# Problem description
Your task is to copy each line of the records that includes the string "screenshot".

App and web page records:
========================

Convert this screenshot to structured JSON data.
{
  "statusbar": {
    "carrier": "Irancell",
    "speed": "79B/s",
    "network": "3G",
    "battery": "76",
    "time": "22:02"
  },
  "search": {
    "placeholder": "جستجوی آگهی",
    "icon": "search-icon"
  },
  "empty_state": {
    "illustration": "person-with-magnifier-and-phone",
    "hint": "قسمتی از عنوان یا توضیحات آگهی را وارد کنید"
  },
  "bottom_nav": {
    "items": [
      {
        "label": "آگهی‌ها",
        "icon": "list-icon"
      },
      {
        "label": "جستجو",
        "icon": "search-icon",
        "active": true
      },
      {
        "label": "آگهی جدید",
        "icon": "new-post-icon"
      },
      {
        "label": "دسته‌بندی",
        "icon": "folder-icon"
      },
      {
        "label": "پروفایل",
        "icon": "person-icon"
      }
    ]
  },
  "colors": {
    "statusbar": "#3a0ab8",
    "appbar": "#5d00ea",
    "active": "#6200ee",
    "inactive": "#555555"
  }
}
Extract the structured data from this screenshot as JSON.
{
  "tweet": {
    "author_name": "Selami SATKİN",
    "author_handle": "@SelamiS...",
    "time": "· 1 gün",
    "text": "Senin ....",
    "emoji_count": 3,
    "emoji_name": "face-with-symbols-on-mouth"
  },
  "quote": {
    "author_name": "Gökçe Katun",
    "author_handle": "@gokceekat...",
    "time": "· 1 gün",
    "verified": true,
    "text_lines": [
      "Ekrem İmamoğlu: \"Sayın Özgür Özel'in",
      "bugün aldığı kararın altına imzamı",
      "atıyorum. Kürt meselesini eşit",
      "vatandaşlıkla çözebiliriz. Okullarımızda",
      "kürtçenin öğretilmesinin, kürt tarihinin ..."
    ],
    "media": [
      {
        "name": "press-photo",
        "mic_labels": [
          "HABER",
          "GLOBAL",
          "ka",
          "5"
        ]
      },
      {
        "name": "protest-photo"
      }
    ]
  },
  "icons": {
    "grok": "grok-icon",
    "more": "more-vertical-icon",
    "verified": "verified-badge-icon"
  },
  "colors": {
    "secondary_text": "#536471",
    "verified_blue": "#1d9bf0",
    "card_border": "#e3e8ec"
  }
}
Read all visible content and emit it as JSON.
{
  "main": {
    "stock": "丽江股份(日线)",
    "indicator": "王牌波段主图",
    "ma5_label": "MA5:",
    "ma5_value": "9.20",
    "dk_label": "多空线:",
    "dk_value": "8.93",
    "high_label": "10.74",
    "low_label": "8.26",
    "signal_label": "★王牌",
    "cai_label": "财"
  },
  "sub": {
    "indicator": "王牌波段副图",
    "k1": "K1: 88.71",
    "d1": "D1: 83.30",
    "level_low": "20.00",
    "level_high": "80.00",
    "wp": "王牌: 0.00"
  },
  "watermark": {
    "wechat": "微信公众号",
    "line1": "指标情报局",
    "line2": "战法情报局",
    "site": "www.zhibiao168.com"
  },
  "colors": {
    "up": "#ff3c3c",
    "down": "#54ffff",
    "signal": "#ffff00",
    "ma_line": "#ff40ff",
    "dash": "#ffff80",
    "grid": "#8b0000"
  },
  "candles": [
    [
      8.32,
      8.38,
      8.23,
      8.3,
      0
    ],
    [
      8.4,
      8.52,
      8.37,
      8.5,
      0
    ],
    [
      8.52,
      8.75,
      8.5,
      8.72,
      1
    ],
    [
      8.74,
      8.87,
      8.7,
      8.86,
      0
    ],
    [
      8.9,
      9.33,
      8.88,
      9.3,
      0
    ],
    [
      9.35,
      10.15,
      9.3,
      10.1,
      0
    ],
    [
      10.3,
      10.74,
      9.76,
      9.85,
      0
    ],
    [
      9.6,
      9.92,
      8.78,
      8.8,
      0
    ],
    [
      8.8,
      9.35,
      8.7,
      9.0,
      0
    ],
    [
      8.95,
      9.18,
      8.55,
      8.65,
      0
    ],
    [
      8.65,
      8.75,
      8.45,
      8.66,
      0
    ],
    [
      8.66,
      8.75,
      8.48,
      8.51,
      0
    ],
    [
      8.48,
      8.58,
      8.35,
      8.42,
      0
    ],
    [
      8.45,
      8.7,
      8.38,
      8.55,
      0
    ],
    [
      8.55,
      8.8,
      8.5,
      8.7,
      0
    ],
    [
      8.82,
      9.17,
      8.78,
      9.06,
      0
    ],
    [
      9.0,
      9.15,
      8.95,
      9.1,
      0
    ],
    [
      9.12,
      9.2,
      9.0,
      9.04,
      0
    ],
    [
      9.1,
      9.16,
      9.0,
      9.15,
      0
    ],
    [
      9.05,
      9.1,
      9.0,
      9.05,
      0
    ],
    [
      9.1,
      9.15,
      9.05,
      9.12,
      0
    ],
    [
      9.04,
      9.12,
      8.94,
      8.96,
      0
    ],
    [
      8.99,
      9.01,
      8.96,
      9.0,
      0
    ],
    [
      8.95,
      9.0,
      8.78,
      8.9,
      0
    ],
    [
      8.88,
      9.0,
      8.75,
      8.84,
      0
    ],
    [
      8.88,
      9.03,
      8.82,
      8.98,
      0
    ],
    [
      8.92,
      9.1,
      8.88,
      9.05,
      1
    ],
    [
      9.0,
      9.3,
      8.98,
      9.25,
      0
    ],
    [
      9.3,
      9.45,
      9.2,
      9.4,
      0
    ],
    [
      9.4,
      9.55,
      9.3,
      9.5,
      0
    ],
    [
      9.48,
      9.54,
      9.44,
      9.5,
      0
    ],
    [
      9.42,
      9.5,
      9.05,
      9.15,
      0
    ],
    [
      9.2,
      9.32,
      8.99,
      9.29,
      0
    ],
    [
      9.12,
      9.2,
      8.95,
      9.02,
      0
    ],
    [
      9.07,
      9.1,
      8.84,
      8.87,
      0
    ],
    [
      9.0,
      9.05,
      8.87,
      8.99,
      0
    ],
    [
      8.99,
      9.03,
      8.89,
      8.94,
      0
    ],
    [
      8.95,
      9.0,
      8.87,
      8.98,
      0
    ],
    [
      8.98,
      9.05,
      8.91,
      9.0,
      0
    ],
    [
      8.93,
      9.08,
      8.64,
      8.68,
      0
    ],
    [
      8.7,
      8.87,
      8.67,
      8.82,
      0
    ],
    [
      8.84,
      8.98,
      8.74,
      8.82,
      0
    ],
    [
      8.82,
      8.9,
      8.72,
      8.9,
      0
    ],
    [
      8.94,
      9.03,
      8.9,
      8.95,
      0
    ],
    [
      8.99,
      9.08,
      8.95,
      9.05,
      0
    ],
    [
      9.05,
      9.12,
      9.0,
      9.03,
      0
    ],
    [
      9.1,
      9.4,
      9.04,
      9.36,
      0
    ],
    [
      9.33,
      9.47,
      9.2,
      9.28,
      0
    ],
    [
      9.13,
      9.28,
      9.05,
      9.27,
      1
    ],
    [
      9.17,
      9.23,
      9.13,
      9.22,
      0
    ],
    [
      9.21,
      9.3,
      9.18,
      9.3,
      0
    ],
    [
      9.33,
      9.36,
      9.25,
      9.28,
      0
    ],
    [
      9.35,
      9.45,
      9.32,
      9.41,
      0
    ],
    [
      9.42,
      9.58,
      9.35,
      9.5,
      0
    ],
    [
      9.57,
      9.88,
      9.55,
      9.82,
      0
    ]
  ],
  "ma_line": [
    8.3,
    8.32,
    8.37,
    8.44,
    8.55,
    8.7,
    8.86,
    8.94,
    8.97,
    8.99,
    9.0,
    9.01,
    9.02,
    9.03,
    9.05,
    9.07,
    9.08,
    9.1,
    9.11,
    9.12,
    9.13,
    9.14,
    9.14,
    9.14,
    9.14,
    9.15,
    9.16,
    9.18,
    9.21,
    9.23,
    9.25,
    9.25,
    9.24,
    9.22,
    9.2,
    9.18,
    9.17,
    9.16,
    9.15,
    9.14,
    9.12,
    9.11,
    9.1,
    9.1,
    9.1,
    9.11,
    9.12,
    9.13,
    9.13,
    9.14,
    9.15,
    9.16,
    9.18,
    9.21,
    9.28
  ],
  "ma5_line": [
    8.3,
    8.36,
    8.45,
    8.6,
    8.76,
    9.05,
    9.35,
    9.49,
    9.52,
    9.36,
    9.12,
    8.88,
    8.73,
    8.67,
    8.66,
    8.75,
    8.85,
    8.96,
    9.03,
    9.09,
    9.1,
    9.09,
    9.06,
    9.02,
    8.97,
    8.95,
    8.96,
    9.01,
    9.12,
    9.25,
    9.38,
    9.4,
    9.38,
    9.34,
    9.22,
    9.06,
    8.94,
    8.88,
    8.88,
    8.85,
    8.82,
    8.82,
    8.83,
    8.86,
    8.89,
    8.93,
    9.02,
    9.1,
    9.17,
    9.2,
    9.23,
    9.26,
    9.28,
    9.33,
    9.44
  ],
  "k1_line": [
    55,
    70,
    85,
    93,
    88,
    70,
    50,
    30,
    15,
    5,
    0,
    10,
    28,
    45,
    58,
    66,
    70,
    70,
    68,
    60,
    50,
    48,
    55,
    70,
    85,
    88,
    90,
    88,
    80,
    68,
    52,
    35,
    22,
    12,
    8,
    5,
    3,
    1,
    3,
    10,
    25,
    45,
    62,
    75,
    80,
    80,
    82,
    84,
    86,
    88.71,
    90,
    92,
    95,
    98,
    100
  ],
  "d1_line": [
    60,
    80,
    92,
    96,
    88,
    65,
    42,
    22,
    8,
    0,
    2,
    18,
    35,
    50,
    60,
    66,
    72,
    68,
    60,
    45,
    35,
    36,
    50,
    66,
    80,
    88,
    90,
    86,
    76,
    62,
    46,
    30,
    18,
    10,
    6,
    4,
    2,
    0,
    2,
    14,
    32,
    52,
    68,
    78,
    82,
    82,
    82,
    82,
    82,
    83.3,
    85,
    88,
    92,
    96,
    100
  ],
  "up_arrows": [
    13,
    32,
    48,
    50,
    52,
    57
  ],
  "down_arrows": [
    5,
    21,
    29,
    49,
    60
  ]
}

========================

# Expected answer
Convert this screenshot to structured JSON data.
Extract the structured data from this screenshot as JSON.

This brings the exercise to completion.